With the New Year comes the removal of Christmas decorations. The last of them - usually the outside lights - will be dismantled by the end of the traditional Twelve Days of Christmas.
When I was growing up, my parents religiously stuck to the old customs - nothing came down until Jan. 6. Except the needles of the Christmas tree, which didn't bother waiting for the official period to end before falling onto the floor.
The world always seems a little greyer as wreaths and ribbons go into storage for
another year, as the festive lights no longer gleam in the darkness.
The newspaper tells me that many people suffer post-Christmas depression. The joie de vivre, the social get-togethers, the glow of candlelight, have faded away. And have left â€¦ what?
Half a century ago, the relatively
unknown - at least in North America - Irish poet W. R. Rodgers penned a bleak tirade against the artificiality of commercial Christmases. Families gathered, he scoffed, "in old stone circles" to share "the tinned milk of human kindness."
But after Christmas, he went on hopefully, we will see
"â€¦ this silent and dissembling world
"Of stilted sentiment suddenly melt
"Into the mush and watery welter ofâ€¦
â€¦ feet and actual fact. Over the stark plain
"The silted mill-chimneys once again spread
"Their sackcloth and ashes, a flowing mane
Repentance isn't a word we hear often nowadays. We associate it with that radical John the Baptist wading in the Jordan River, exhorting his people to change their ways.
But how about our ways?
I no longer share Rodgers' cynical view of Christmas. But once it's over - with little to look forward to but our credit card statements - what will we fill our blank pages with? The same old same old as last year?
We try not to do that. So we make New Year's resolutions. Even if we soon break them, they're a symbol of hope, a desire to make our worlds a little better.
May I suggest a resolution for you? Give up apathy.
In more than 50 years of working within churches and community organizations, I've become convinced that the most bitter conflicts don't come from a few radicals pushing new visions, or from conservatives clinging to old ones.
They're caused by the vast complacent middle, who wish the whole thing would just go away and leave them alone.
But it won't. Climate change and technological developments, abortion and
euthanasia, gun control and health care - none of these will resolve themselves if we just keep our heads down long enough.
When the middle cocoons itself in a security blanket, the extremes escalate.
I challenged a pro-gun correspondent recently to define his goals for a more livable world. To his surprise, I agreed with some of them. He would ban many things. Politicians from voting on anything from which they might profit, directly or indirectly. Genetically modified foods. Massive corporations. Drugging children to treat mental and emotional disorders. Government deficits, currency manipulation by big banks.
"So who's going to do it?" I asked.

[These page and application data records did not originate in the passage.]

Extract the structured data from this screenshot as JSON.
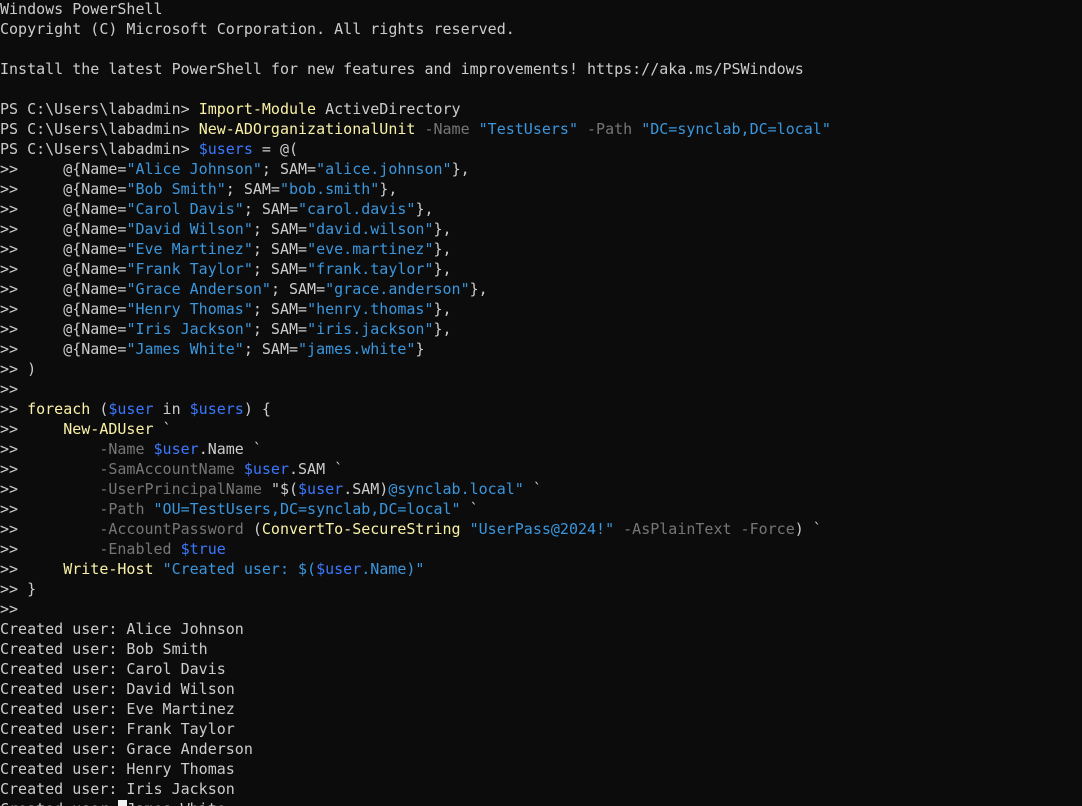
{
  "window": {
    "title": "Windows PowerShell"
  },
  "colors": {
    "background": "#0c0c0c",
    "foreground": "#cccccc",
    "command": "#f9f1a5",
    "string": "#3a96dd",
    "variable": "#3b78ff",
    "parameter": "#767676",
    "cursor": "#f2f2f2"
  },
  "lines": [
    {
      "name": "banner-title",
      "segments": [
        {
          "t": "Windows PowerShell",
          "c": "foreground"
        }
      ]
    },
    {
      "name": "banner-copyright",
      "segments": [
        {
          "t": "Copyright (C) Microsoft Corporation. All rights reserved.",
          "c": "foreground"
        }
      ]
    },
    {
      "name": "blank-line",
      "segments": []
    },
    {
      "name": "banner-install-hint",
      "segments": [
        {
          "t": "Install the latest PowerShell for new features and improvements! https://aka.ms/PSWindows",
          "c": "foreground"
        }
      ]
    },
    {
      "name": "blank-line",
      "segments": []
    },
    {
      "name": "prompt-line",
      "segments": [
        {
          "t": "PS C:\\Users\\labadmin> ",
          "c": "foreground"
        },
        {
          "t": "Import-Module",
          "c": "command"
        },
        {
          "t": " ActiveDirectory",
          "c": "foreground"
        }
      ]
    },
    {
      "name": "prompt-line",
      "segments": [
        {
          "t": "PS C:\\Users\\labadmin> ",
          "c": "foreground"
        },
        {
          "t": "New-ADOrganizationalUnit",
          "c": "command"
        },
        {
          "t": " -Name ",
          "c": "parameter"
        },
        {
          "t": "\"TestUsers\"",
          "c": "string"
        },
        {
          "t": " -Path ",
          "c": "parameter"
        },
        {
          "t": "\"DC=synclab,DC=local\"",
          "c": "string"
        }
      ]
    },
    {
      "name": "prompt-line",
      "segments": [
        {
          "t": "PS C:\\Users\\labadmin> ",
          "c": "foreground"
        },
        {
          "t": "$users",
          "c": "variable"
        },
        {
          "t": " = @(",
          "c": "foreground"
        }
      ]
    },
    {
      "name": "continuation-line",
      "segments": [
        {
          "t": ">>     @{Name=",
          "c": "foreground"
        },
        {
          "t": "\"Alice Johnson\"",
          "c": "string"
        },
        {
          "t": "; SAM=",
          "c": "foreground"
        },
        {
          "t": "\"alice.johnson\"",
          "c": "string"
        },
        {
          "t": "},",
          "c": "foreground"
        }
      ]
    },
    {
      "name": "continuation-line",
      "segments": [
        {
          "t": ">>     @{Name=",
          "c": "foreground"
        },
        {
          "t": "\"Bob Smith\"",
          "c": "string"
        },
        {
          "t": "; SAM=",
          "c": "foreground"
        },
        {
          "t": "\"bob.smith\"",
          "c": "string"
        },
        {
          "t": "},",
          "c": "foreground"
        }
      ]
    },
    {
      "name": "continuation-line",
      "segments": [
        {
          "t": ">>     @{Name=",
          "c": "foreground"
        },
        {
          "t": "\"Carol Davis\"",
          "c": "string"
        },
        {
          "t": "; SAM=",
          "c": "foreground"
        },
        {
          "t": "\"carol.davis\"",
          "c": "string"
        },
        {
          "t": "},",
          "c": "foreground"
        }
      ]
    },
    {
      "name": "continuation-line",
      "segments": [
        {
          "t": ">>     @{Name=",
          "c": "foreground"
        },
        {
          "t": "\"David Wilson\"",
          "c": "string"
        },
        {
          "t": "; SAM=",
          "c": "foreground"
        },
        {
          "t": "\"david.wilson\"",
          "c": "string"
        },
        {
          "t": "},",
          "c": "foreground"
        }
      ]
    },
    {
      "name": "continuation-line",
      "segments": [
        {
          "t": ">>     @{Name=",
          "c": "foreground"
        },
        {
          "t": "\"Eve Martinez\"",
          "c": "string"
        },
        {
          "t": "; SAM=",
          "c": "foreground"
        },
        {
          "t": "\"eve.martinez\"",
          "c": "string"
        },
        {
          "t": "},",
          "c": "foreground"
        }
      ]
    },
    {
      "name": "continuation-line",
      "segments": [
        {
          "t": ">>     @{Name=",
          "c": "foreground"
        },
        {
          "t": "\"Frank Taylor\"",
          "c": "string"
        },
        {
          "t": "; SAM=",
          "c": "foreground"
        },
        {
          "t": "\"frank.taylor\"",
          "c": "string"
        },
        {
          "t": "},",
          "c": "foreground"
        }
      ]
    },
    {
      "name": "continuation-line",
      "segments": [
        {
          "t": ">>     @{Name=",
          "c": "foreground"
        },
        {
          "t": "\"Grace Anderson\"",
          "c": "string"
        },
        {
          "t": "; SAM=",
          "c": "foreground"
        },
        {
          "t": "\"grace.anderson\"",
          "c": "string"
        },
        {
          "t": "},",
          "c": "foreground"
        }
      ]
    },
    {
      "name": "continuation-line",
      "segments": [
        {
          "t": ">>     @{Name=",
          "c": "foreground"
        },
        {
          "t": "\"Henry Thomas\"",
          "c": "string"
        },
        {
          "t": "; SAM=",
          "c": "foreground"
        },
        {
          "t": "\"henry.thomas\"",
          "c": "string"
        },
        {
          "t": "},",
          "c": "foreground"
        }
      ]
    },
    {
      "name": "continuation-line",
      "segments": [
        {
          "t": ">>     @{Name=",
          "c": "foreground"
        },
        {
          "t": "\"Iris Jackson\"",
          "c": "string"
        },
        {
          "t": "; SAM=",
          "c": "foreground"
        },
        {
          "t": "\"iris.jackson\"",
          "c": "string"
        },
        {
          "t": "},",
          "c": "foreground"
        }
      ]
    },
    {
      "name": "continuation-line",
      "segments": [
        {
          "t": ">>     @{Name=",
          "c": "foreground"
        },
        {
          "t": "\"James White\"",
          "c": "string"
        },
        {
          "t": "; SAM=",
          "c": "foreground"
        },
        {
          "t": "\"james.white\"",
          "c": "string"
        },
        {
          "t": "}",
          "c": "foreground"
        }
      ]
    },
    {
      "name": "continuation-line",
      "segments": [
        {
          "t": ">> )",
          "c": "foreground"
        }
      ]
    },
    {
      "name": "continuation-line",
      "segments": [
        {
          "t": ">>",
          "c": "foreground"
        }
      ]
    },
    {
      "name": "continuation-line",
      "segments": [
        {
          "t": ">> ",
          "c": "foreground"
        },
        {
          "t": "foreach",
          "c": "command"
        },
        {
          "t": " (",
          "c": "foreground"
        },
        {
          "t": "$user",
          "c": "variable"
        },
        {
          "t": " in ",
          "c": "foreground"
        },
        {
          "t": "$users",
          "c": "variable"
        },
        {
          "t": ") {",
          "c": "foreground"
        }
      ]
    },
    {
      "name": "continuation-line",
      "segments": [
        {
          "t": ">>     ",
          "c": "foreground"
        },
        {
          "t": "New-ADUser",
          "c": "command"
        },
        {
          "t": " `",
          "c": "foreground"
        }
      ]
    },
    {
      "name": "continuation-line",
      "segments": [
        {
          "t": ">>         ",
          "c": "foreground"
        },
        {
          "t": "-Name ",
          "c": "parameter"
        },
        {
          "t": "$user",
          "c": "variable"
        },
        {
          "t": ".Name `",
          "c": "foreground"
        }
      ]
    },
    {
      "name": "continuation-line",
      "segments": [
        {
          "t": ">>         ",
          "c": "foreground"
        },
        {
          "t": "-SamAccountName ",
          "c": "parameter"
        },
        {
          "t": "$user",
          "c": "variable"
        },
        {
          "t": ".SAM `",
          "c": "foreground"
        }
      ]
    },
    {
      "name": "continuation-line",
      "segments": [
        {
          "t": ">>         ",
          "c": "foreground"
        },
        {
          "t": "-UserPrincipalName ",
          "c": "parameter"
        },
        {
          "t": "\"$(",
          "c": "foreground"
        },
        {
          "t": "$user",
          "c": "variable"
        },
        {
          "t": ".SAM)",
          "c": "foreground"
        },
        {
          "t": "@synclab.local\"",
          "c": "string"
        },
        {
          "t": " `",
          "c": "foreground"
        }
      ]
    },
    {
      "name": "continuation-line",
      "segments": [
        {
          "t": ">>         ",
          "c": "foreground"
        },
        {
          "t": "-Path ",
          "c": "parameter"
        },
        {
          "t": "\"OU=TestUsers,DC=synclab,DC=local\"",
          "c": "string"
        },
        {
          "t": " `",
          "c": "foreground"
        }
      ]
    },
    {
      "name": "continuation-line",
      "segments": [
        {
          "t": ">>         ",
          "c": "foreground"
        },
        {
          "t": "-AccountPassword ",
          "c": "parameter"
        },
        {
          "t": "(",
          "c": "foreground"
        },
        {
          "t": "ConvertTo-SecureString",
          "c": "command"
        },
        {
          "t": " ",
          "c": "foreground"
        },
        {
          "t": "\"UserPass@2024!\"",
          "c": "string"
        },
        {
          "t": " -AsPlainText -Force",
          "c": "parameter"
        },
        {
          "t": ") `",
          "c": "foreground"
        }
      ]
    },
    {
      "name": "continuation-line",
      "segments": [
        {
          "t": ">>         ",
          "c": "foreground"
        },
        {
          "t": "-Enabled ",
          "c": "parameter"
        },
        {
          "t": "$true",
          "c": "variable"
        }
      ]
    },
    {
      "name": "continuation-line",
      "segments": [
        {
          "t": ">>     ",
          "c": "foreground"
        },
        {
          "t": "Write-Host",
          "c": "command"
        },
        {
          "t": " ",
          "c": "foreground"
        },
        {
          "t": "\"Created user: $(",
          "c": "string"
        },
        {
          "t": "$user",
          "c": "variable"
        },
        {
          "t": ".Name)\"",
          "c": "string"
        }
      ]
    },
    {
      "name": "continuation-line",
      "segments": [
        {
          "t": ">> }",
          "c": "foreground"
        }
      ]
    },
    {
      "name": "continuation-line",
      "segments": [
        {
          "t": ">>",
          "c": "foreground"
        }
      ]
    },
    {
      "name": "output-line",
      "segments": [
        {
          "t": "Created user: Alice Johnson",
          "c": "foreground"
        }
      ]
    },
    {
      "name": "output-line",
      "segments": [
        {
          "t": "Created user: Bob Smith",
          "c": "foreground"
        }
      ]
    },
    {
      "name": "output-line",
      "segments": [
        {
          "t": "Created user: Carol Davis",
          "c": "foreground"
        }
      ]
    },
    {
      "name": "output-line",
      "segments": [
        {
          "t": "Created user: David Wilson",
          "c": "foreground"
        }
      ]
    },
    {
      "name": "output-line",
      "segments": [
        {
          "t": "Created user: Eve Martinez",
          "c": "foreground"
        }
      ]
    },
    {
      "name": "output-line",
      "segments": [
        {
          "t": "Created user: Frank Taylor",
          "c": "foreground"
        }
      ]
    },
    {
      "name": "output-line",
      "segments": [
        {
          "t": "Created user: Grace Anderson",
          "c": "foreground"
        }
      ]
    },
    {
      "name": "output-line",
      "segments": [
        {
          "t": "Created user: Henry Thomas",
          "c": "foreground"
        }
      ]
    },
    {
      "name": "output-line",
      "segments": [
        {
          "t": "Created user: Iris Jackson",
          "c": "foreground"
        }
      ]
    },
    {
      "name": "output-line",
      "segments": [
        {
          "t": "Created user: James White",
          "c": "foreground"
        }
      ]
    }
  ]
}
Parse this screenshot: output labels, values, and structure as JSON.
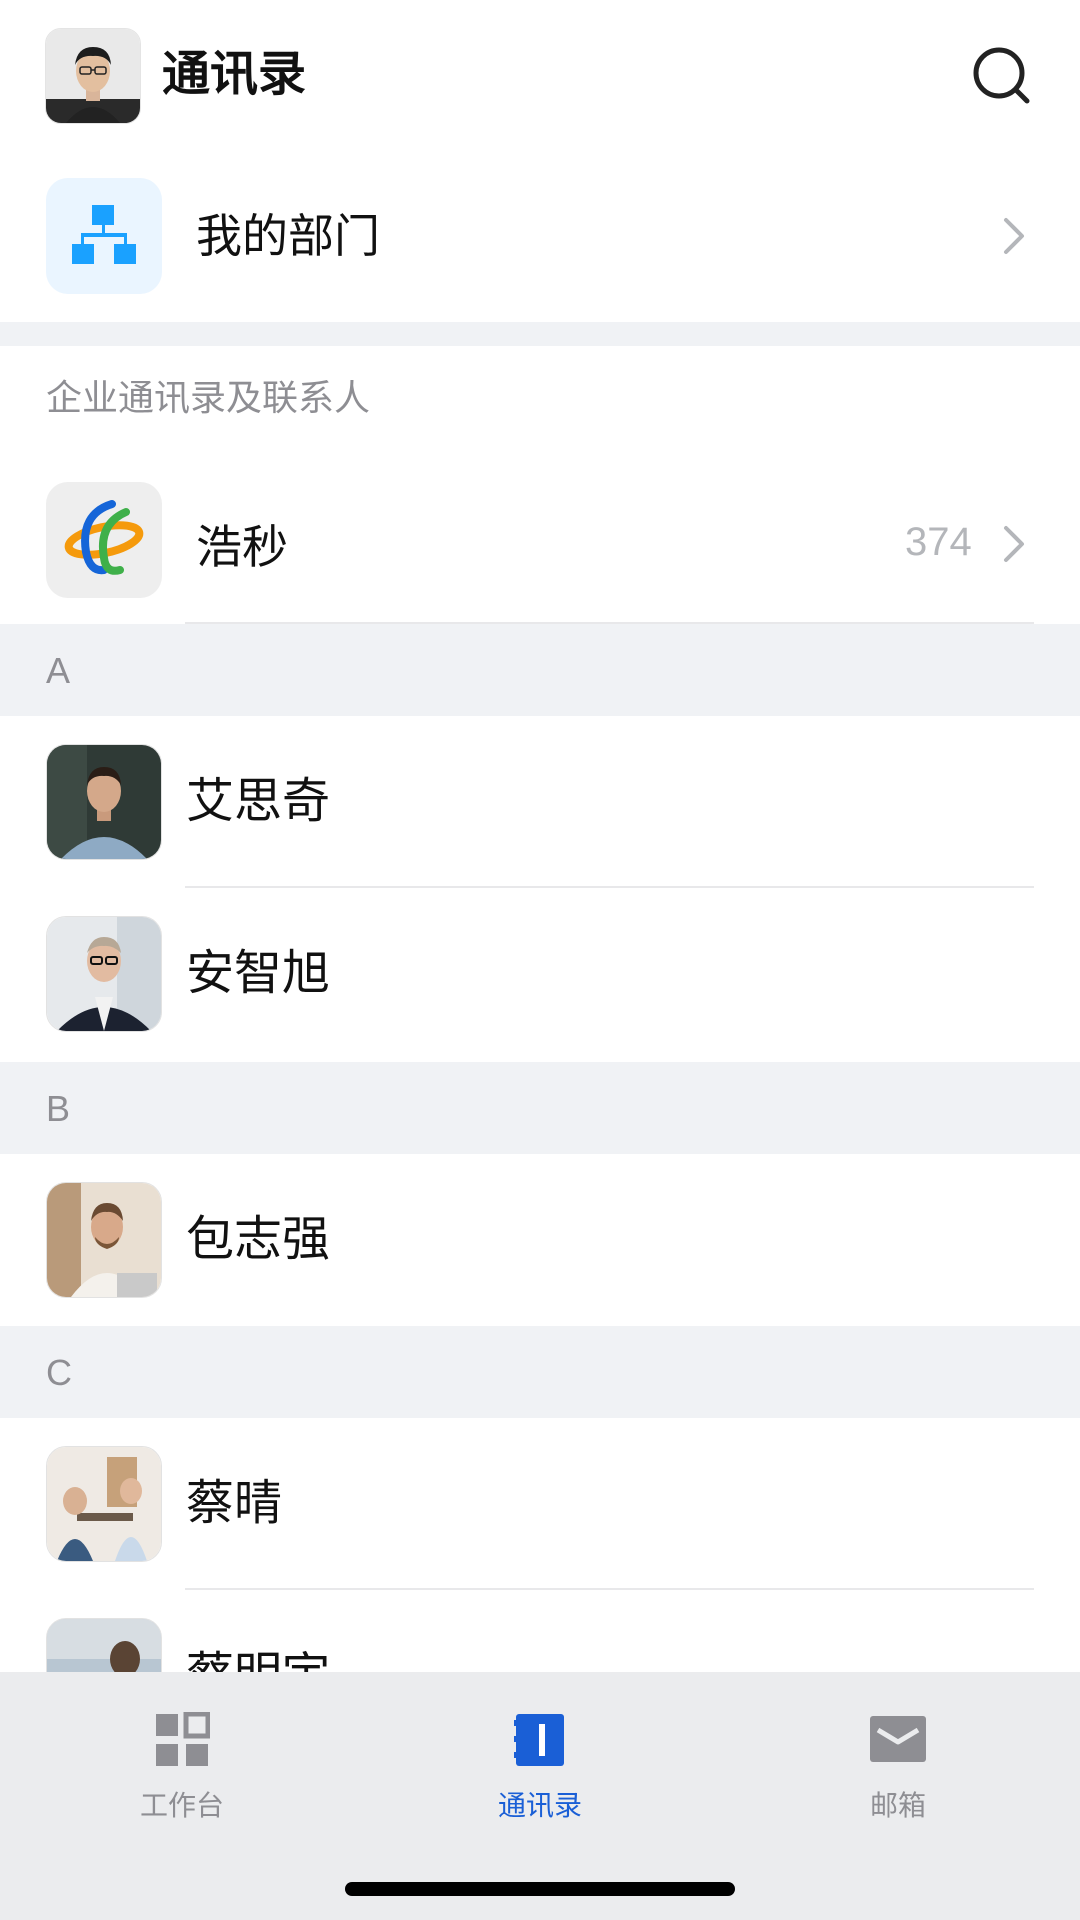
{
  "header": {
    "title": "通讯录",
    "avatar_icon": "user-avatar",
    "search_icon": "search-icon"
  },
  "department": {
    "label": "我的部门",
    "icon": "org-chart-icon",
    "accent": "#1aa1ff"
  },
  "section_title": "企业通讯录及联系人",
  "company": {
    "name": "浩秒",
    "member_count": "374",
    "icon": "company-logo"
  },
  "groups": [
    {
      "letter": "A",
      "contacts": [
        {
          "name": "艾思奇",
          "avatar": "person-photo"
        },
        {
          "name": "安智旭",
          "avatar": "person-photo"
        }
      ]
    },
    {
      "letter": "B",
      "contacts": [
        {
          "name": "包志强",
          "avatar": "person-photo"
        }
      ]
    },
    {
      "letter": "C",
      "contacts": [
        {
          "name": "蔡晴",
          "avatar": "person-photo"
        },
        {
          "name": "蔡明宇",
          "avatar": "person-photo"
        }
      ]
    }
  ],
  "tabbar": {
    "tabs": [
      {
        "label": "工作台",
        "icon": "grid-icon",
        "active": false
      },
      {
        "label": "通讯录",
        "icon": "contacts-book-icon",
        "active": true
      },
      {
        "label": "邮箱",
        "icon": "mail-icon",
        "active": false
      }
    ],
    "active_color": "#1a5fd6",
    "inactive_color": "#8e8e93"
  }
}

I would want to have universal health care, universal education, universal human rights.
But again, who's going to do it?
An evangelical acquaintance assured me that all disparities and injustices would end when Jesus returned to take control over a sinful earth.
"How?" I asked. "By taking away human ability to make decisions?"
It should be obvious - if anyone's going to do anything about the world's disparities and injustices, it has to be us. Expecting anyone else to do it for us is like expecting Mommy to kiss it better.
The blank pages of the 2013 calendar invite us to make a difference. To refuse to sit in silence while demagogues claim to argue on our behalf. To do what we can, in our own context, to overcome poverty, homelessness, hunger, powerlessness, exploitation, prejudice, bigotryâ€¦.
In the great game of life, there are no
spectators. We are all involved.
So for 2013, let us set aside apathy. Let us speak up, and speak out, on issues that affect us. Not by hurling accusations or insults, but by making our views clear. To ourselves, as well as others. We cannot
effectively debate issues we haven't made an effort to understand.
The pages of the new calendar are not blank, after all. They're filled with invisible invitations. To make this a better world. For us, and for all living creatures.
Jim Taylor is an Okanagan Centre author and freelance journalist. He can be reached at